By Marcin Jamroży (Associate Professor, Warsaw School of Economics, and Partner, Rödl & Partner, Poland)
Poland’s Finance Ministry recently published a draft tax Bill to implement key changes to the country’s transfer pricing documentation rules. The draft Bill is aimed at simplifying Poland’s transfer pricing regulations and lowering the bureaucratic and administrative burden for enterprises. The philosophy of a simple, transparent, and friendly tax system should be written into the law. At the same time, it is underlined that the draft Bill should be sealed against loopholes and incorporate the new OECD recommendations. The new regulation is proposed to be effective from January 1, 2019.
The draft bill would provide a new, separate chapter dedicated to transfer pricing in both corporate income tax and personal income tax Acts. Simultaneously, new key legal definitions would be introduced to limit potential misinterpretations, such as the definition of a “controlled transaction.”
Increase in threshold

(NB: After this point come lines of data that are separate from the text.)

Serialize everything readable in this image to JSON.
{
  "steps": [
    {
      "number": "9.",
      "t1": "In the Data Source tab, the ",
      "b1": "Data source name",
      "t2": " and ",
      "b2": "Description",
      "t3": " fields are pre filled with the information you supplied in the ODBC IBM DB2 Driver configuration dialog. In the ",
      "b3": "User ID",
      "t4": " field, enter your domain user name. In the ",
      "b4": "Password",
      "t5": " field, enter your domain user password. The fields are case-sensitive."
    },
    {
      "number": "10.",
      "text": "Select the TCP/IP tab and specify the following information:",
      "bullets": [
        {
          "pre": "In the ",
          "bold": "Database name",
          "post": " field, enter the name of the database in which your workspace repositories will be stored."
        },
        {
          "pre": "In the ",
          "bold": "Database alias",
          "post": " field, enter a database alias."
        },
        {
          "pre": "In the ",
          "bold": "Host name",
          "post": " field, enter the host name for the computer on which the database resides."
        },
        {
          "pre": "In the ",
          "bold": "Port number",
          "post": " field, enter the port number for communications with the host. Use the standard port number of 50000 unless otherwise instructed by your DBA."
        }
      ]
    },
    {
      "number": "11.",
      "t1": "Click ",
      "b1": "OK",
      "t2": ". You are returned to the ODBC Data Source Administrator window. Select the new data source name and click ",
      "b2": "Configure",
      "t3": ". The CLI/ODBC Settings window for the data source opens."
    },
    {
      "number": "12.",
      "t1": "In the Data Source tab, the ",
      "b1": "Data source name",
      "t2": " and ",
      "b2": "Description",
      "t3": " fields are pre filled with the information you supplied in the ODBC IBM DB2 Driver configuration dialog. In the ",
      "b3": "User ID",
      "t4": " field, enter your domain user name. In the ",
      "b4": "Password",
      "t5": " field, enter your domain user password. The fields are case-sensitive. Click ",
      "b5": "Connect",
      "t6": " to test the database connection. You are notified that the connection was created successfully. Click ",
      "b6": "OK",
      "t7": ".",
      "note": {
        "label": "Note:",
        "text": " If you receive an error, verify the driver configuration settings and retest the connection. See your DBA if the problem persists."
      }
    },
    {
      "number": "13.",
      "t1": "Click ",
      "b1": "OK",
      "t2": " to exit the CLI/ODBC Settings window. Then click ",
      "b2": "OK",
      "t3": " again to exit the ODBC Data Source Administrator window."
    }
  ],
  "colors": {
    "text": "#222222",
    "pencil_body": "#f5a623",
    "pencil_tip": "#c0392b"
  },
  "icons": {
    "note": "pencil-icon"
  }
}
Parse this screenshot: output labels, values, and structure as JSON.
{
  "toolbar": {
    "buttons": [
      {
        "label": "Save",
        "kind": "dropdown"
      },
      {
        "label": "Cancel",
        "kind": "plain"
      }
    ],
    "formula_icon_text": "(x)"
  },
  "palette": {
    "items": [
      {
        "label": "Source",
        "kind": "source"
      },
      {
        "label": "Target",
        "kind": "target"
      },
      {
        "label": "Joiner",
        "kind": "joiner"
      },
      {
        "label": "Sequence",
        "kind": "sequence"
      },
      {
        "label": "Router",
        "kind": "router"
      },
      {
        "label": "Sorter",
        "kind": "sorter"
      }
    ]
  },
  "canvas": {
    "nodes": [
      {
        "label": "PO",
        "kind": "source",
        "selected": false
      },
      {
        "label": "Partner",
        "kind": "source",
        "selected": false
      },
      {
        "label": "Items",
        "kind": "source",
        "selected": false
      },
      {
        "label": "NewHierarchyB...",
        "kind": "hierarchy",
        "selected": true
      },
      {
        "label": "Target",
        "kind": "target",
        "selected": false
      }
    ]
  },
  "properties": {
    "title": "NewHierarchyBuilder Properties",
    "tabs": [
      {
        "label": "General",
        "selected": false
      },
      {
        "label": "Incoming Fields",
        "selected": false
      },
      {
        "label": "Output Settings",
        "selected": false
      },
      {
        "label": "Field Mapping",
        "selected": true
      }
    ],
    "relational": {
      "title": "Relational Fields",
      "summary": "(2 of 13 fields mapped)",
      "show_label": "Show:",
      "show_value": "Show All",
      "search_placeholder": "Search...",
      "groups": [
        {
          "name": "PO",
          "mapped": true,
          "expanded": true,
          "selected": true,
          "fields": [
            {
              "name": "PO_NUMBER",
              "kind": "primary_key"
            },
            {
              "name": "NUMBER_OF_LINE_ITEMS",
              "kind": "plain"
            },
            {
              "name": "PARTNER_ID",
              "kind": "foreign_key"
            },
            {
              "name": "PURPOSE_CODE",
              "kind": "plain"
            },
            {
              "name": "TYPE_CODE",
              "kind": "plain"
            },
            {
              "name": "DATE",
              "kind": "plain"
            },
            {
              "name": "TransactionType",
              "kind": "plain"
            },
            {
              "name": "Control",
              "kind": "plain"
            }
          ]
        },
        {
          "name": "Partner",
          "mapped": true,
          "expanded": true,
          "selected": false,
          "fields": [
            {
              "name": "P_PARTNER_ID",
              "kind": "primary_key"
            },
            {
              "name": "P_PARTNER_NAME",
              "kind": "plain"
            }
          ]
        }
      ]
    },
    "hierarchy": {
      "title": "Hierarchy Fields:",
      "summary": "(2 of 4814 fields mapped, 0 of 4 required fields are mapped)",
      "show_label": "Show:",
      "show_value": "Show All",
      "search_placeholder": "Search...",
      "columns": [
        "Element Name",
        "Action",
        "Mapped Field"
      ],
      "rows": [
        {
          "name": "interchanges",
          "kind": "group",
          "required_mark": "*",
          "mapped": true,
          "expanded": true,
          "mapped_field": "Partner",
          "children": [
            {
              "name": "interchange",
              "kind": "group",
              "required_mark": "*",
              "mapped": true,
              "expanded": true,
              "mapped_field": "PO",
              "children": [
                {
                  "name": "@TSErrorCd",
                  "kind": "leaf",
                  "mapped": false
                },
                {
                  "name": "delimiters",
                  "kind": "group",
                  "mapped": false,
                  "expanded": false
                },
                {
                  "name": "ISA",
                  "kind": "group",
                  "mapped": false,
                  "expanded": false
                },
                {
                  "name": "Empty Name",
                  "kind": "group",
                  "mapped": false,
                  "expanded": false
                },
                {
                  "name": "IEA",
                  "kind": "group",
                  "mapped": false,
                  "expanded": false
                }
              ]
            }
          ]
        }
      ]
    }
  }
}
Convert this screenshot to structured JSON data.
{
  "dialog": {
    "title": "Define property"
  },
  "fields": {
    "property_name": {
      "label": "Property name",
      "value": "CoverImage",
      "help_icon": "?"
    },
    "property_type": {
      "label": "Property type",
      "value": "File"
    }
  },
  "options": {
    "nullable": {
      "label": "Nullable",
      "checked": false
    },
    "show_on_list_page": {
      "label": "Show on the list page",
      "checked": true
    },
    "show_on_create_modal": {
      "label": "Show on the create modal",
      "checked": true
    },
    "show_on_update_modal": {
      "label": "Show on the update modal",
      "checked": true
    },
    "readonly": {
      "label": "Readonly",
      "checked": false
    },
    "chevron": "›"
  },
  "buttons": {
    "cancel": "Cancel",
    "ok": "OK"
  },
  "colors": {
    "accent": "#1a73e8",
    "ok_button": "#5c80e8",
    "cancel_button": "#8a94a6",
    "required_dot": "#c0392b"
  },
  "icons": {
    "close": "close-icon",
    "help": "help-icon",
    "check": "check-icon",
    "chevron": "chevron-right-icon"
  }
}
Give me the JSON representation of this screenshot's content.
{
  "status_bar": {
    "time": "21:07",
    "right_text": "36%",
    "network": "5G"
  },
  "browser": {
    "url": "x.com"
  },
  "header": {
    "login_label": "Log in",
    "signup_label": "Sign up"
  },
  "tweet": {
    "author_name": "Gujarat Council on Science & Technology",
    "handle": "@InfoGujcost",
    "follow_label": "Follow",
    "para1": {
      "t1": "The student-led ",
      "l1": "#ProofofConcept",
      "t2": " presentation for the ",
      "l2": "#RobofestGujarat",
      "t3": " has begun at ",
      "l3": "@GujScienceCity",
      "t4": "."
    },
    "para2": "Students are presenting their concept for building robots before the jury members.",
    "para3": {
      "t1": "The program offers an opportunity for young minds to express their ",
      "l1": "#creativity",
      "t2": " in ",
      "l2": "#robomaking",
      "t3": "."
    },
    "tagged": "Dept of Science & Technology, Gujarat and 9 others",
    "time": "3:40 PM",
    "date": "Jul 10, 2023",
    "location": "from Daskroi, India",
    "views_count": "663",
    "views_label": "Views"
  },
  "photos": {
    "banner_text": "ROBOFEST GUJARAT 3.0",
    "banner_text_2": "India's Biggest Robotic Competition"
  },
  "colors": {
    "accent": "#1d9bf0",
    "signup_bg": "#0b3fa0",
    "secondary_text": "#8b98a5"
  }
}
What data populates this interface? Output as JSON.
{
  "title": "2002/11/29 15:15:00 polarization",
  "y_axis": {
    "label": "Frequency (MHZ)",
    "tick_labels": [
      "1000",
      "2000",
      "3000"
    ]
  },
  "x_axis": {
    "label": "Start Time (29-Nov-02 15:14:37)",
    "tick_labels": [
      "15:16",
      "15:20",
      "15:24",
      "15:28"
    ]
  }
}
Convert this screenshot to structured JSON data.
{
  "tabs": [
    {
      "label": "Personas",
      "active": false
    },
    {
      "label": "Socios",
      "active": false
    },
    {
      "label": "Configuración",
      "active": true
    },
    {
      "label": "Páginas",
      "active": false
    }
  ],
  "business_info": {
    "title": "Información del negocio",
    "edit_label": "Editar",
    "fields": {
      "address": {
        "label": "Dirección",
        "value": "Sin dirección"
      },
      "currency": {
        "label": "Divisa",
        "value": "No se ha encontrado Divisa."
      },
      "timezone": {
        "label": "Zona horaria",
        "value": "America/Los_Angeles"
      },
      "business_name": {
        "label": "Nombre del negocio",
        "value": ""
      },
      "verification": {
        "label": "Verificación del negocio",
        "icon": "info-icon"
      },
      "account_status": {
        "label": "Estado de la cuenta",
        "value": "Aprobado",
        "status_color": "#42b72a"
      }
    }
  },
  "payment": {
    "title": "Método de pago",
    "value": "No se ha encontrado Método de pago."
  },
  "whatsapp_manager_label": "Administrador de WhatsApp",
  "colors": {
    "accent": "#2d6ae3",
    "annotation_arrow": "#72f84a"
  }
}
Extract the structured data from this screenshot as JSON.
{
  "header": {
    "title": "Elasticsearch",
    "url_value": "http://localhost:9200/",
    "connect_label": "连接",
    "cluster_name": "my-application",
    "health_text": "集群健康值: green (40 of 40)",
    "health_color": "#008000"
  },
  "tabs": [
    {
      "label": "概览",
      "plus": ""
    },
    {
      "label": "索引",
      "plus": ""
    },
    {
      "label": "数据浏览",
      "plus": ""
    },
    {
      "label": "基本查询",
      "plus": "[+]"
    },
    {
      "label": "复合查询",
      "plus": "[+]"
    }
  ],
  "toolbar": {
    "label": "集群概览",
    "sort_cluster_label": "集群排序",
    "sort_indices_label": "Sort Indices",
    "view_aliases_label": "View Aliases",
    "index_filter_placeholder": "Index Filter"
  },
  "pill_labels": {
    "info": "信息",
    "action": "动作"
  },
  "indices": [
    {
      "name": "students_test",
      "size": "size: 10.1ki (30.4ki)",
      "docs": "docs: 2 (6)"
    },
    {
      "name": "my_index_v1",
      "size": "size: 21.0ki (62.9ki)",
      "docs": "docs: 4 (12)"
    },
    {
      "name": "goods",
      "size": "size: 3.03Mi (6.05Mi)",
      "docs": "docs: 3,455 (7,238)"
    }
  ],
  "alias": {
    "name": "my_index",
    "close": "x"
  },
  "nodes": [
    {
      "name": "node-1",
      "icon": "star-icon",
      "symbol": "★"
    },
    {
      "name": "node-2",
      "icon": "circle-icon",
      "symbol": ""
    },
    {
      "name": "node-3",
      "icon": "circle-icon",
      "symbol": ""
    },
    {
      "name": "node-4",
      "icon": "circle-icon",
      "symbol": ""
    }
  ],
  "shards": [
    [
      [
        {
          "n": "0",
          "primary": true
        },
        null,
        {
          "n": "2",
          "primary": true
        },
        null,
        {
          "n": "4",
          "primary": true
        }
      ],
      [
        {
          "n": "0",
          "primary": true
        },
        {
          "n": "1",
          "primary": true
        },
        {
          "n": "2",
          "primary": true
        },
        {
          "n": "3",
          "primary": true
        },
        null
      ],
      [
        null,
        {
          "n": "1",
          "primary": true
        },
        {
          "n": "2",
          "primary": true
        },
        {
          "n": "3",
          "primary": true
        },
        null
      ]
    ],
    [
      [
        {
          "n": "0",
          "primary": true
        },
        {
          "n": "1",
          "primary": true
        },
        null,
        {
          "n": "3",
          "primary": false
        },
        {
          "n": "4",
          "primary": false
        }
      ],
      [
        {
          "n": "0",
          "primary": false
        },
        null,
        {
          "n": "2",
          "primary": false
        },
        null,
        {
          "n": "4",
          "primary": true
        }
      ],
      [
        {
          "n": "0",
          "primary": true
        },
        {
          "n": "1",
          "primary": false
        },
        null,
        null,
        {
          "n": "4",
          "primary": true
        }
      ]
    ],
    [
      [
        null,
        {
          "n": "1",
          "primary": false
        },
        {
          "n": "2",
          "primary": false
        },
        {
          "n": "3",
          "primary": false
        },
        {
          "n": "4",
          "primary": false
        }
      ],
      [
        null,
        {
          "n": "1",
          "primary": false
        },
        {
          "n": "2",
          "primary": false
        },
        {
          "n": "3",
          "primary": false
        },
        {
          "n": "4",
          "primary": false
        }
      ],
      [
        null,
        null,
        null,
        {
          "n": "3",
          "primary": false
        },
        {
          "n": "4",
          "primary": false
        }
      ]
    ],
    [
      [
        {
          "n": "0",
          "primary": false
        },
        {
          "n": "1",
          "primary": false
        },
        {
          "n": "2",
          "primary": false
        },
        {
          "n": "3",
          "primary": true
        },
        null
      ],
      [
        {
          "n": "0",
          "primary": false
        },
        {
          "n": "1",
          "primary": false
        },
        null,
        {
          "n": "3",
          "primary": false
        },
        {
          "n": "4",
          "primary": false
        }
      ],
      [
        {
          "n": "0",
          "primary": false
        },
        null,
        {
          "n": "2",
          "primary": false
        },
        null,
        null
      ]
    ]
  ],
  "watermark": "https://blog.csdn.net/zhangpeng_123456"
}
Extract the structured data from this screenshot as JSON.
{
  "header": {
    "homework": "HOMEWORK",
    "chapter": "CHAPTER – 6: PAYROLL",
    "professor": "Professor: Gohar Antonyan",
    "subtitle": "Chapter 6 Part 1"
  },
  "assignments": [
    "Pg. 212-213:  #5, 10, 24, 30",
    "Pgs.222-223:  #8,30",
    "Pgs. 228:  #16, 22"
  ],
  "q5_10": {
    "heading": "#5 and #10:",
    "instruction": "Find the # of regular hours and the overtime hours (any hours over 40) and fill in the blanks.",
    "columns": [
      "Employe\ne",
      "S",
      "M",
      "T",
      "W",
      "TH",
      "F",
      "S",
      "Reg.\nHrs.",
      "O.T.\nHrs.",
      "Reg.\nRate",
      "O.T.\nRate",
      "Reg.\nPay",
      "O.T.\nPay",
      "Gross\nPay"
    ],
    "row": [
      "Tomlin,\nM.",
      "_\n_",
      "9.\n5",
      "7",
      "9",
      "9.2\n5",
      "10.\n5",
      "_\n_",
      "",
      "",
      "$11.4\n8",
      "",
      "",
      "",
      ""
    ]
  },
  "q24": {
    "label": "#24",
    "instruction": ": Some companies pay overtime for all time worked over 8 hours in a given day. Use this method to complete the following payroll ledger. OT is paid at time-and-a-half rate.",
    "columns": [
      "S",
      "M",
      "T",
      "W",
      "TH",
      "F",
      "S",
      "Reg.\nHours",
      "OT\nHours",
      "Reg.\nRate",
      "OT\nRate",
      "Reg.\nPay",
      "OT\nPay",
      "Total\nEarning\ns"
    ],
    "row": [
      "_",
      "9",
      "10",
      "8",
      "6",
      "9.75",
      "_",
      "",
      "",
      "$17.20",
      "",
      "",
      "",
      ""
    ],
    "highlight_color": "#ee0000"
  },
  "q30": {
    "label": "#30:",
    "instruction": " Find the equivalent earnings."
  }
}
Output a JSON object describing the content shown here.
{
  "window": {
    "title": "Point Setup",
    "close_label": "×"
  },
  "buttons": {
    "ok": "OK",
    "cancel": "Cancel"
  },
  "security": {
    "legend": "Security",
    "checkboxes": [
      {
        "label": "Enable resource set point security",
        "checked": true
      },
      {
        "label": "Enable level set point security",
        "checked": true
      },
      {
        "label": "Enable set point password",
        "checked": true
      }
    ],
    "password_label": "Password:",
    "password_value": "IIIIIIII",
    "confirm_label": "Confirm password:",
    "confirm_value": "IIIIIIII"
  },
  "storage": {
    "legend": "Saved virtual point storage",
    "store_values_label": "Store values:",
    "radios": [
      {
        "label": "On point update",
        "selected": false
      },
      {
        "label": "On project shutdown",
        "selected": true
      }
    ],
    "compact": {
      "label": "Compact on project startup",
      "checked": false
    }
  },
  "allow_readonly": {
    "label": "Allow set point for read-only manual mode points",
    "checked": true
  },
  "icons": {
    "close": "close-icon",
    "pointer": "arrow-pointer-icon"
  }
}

Among the proposals is an increase in thresholds for controlled transactions covered by transfer pricing local documentation. Depending on the kind of transaction the threshold is PLN2m (for transactions such as the purchase or sell of intangibles or services, the lease of fixed assets etc.) or PLN10m (for transactions such as purchase or sell of tangibles, debt financing, guarantees etc.). However, the size of enterprise (party to the transaction) will no longer be relevant. Only the value of controlled transactions will determine the obligation to prepare the local transfer pricing documentation.
Requirement of “master files”
Polish taxpayers, who are members of a group of related entities, need to have the “master file” documentation where the consolidated financial statement is being prepared and where the consolidated revenues exceed PLN200m in the previous year. The new regulation allows for the preparation of the “master file” by another group entity, and in English. However, the tax authorities may request a Polish version, which must be submitted within 30 days from the date of request. As a result, taxpayers will no longer be obliged to prepare the “master file” locally.
The individual elements of “local” and “master” files would slightly change to meet the OECD standards. An important change is the widening of transfer pricing methods, including valuation techniques, in addition to three standard transfer pricing methods and two profit transfer pricing methods allowed currently under the Polish law.
Change in deadlines
Deadlines for filing the local transfer pricing documentation will be extended by nine months, from the current three months; and by 12 months from tax year-end for filing the “master” file. It is to be noted that the entities preparing both “master” file and country-by-country report are obliged to provide the Head of National Tax Administration with the files by the end of the 12th month following the end of the tax year.
Transfer pricing forms such as CIT-TP and PIT-TP could be sent in electronic form.
Safe harbors and transfer pricing adjustments
At the same time, simplified settlements rules such as safe harbors for transactions related to loans and low value-added services would be introduced. Taxpayers who use safe harbors would need to obtain recognition of the transfer price as being at arm’s length. However, a few restrictive conditions limiting the use of safe harbors could be taken into consideration.
New regulations state that the transfer pricing adjustments could constitute taxable revenues or tax-deductible costs and should be recognized in the year to which they apply. However, a few restrictive conditions limiting the use of year-end adjustments could be applied.